___ EXTRACTED RECORDS
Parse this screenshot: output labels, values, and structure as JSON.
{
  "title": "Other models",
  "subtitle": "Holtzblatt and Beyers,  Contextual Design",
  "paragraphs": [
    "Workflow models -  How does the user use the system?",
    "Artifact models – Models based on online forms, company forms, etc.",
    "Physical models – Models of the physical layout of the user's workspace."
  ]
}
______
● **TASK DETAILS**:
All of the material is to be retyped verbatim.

● **SOLUTION TO THIS TASK**:
Parse this screenshot: output labels, values, and structure as JSON.
{
  "title": "Other models",
  "subtitle": "Holtzblatt and Beyers,  Contextual Design",
  "paragraphs": [
    "Workflow models -  How does the user use the system?",
    "Artifact models – Models based on online forms, company forms, etc.",
    "Physical models – Models of the physical layout of the user's workspace."
  ]
}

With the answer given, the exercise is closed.